  • McGroarty, M. (1996). Language attitudes, motivation, and standards. In S.L. McKay & N.H. Hornberger (Eds.), Sociolinguitics and language teaching (pp.3-46). Cambridge: Cambridge University Press.
  • McKay, S.L. & Wong, S-L.C. (1996). Multiple discourses, multiple identities: Investment and agency in second-language learning among Chinese adolescence immigrant students. Harvard Educational Review, 66(3), 557-608.
  • Mitchell, R. & Myles, F. (2004) Second language learning theories. 2nd edition. London: Edward Arnold.
references1
References
  • Norton, B. (2000) Identity and language learning. Harlow: Pearson Education.
  • Norton, B. (1997). Language, identity, and the ownership of English. TESOL Quarterly, Vol. 31, (3), 409-429.
  • Pao, D. L., Wong, S.D., & Tueben-Rowe, S. (1997). Identity Formation for Mixed-Heritage Adults and Implications for Educators. TESOL Quarterly,Vol. 31, (3), 622-631.
  • Sachdev, I. (1995) Language and identity: Ethnolinguistic vitality of aboriginal peoples in Canada. The London Journal of Canadian Studies, 2, 42-59.
  • Schecter S. R., & Bayley, R. (1997). Language Socialization Practices and Cultural Identity: Case Studies of Mexican-Descent Families in California and Texas. TESOL Quarterly,Vol. 31, (3), 513-541.

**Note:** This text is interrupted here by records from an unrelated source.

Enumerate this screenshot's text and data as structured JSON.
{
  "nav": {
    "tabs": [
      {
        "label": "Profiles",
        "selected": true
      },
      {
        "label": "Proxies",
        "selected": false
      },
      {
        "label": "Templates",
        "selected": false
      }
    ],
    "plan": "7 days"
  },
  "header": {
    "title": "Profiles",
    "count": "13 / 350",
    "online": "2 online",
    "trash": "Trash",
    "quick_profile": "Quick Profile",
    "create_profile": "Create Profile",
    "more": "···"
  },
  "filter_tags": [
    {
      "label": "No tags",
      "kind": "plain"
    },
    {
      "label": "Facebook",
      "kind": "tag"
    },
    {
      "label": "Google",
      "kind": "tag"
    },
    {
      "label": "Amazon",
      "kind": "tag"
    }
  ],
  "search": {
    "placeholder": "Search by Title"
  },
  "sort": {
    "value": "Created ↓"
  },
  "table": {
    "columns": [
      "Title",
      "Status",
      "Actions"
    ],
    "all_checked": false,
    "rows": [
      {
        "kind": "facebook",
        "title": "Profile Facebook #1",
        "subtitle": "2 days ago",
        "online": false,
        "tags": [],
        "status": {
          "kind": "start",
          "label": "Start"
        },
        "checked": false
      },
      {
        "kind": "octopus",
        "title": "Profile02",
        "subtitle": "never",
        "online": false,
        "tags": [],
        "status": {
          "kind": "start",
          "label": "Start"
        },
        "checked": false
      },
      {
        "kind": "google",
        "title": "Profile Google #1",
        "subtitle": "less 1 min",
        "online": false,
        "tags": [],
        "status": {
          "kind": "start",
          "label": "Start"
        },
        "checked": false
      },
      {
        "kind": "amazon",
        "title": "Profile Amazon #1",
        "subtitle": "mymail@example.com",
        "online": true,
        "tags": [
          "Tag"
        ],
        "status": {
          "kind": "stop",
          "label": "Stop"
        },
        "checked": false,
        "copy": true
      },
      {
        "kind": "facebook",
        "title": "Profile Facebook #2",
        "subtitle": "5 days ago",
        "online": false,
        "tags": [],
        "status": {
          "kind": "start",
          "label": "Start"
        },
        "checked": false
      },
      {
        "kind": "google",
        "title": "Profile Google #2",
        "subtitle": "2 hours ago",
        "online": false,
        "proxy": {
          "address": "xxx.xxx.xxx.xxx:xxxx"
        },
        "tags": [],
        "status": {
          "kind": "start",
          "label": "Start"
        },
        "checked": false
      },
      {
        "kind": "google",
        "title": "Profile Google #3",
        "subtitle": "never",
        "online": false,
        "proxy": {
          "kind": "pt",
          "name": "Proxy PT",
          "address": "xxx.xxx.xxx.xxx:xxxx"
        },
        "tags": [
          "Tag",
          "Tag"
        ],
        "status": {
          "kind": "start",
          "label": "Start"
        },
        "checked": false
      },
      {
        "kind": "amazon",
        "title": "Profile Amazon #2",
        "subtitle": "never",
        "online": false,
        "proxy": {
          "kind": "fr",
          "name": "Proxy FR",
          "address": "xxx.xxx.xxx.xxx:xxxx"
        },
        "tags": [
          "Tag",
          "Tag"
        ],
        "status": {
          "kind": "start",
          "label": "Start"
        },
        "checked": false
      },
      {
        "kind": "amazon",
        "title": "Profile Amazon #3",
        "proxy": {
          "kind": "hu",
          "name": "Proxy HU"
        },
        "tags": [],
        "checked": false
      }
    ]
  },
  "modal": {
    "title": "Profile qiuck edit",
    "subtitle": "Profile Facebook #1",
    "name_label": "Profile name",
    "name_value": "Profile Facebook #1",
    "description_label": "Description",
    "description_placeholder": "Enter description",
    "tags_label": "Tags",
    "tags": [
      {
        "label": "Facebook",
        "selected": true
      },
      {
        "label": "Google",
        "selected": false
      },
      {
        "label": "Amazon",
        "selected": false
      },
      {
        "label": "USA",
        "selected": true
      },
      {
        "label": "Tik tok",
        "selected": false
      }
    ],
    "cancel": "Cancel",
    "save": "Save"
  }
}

  • Thesen, L. (1997). Voices, discourse, and transition: In search of new categories in EAP. TESOL Quarterly,Vol. 31, (3), 487-511.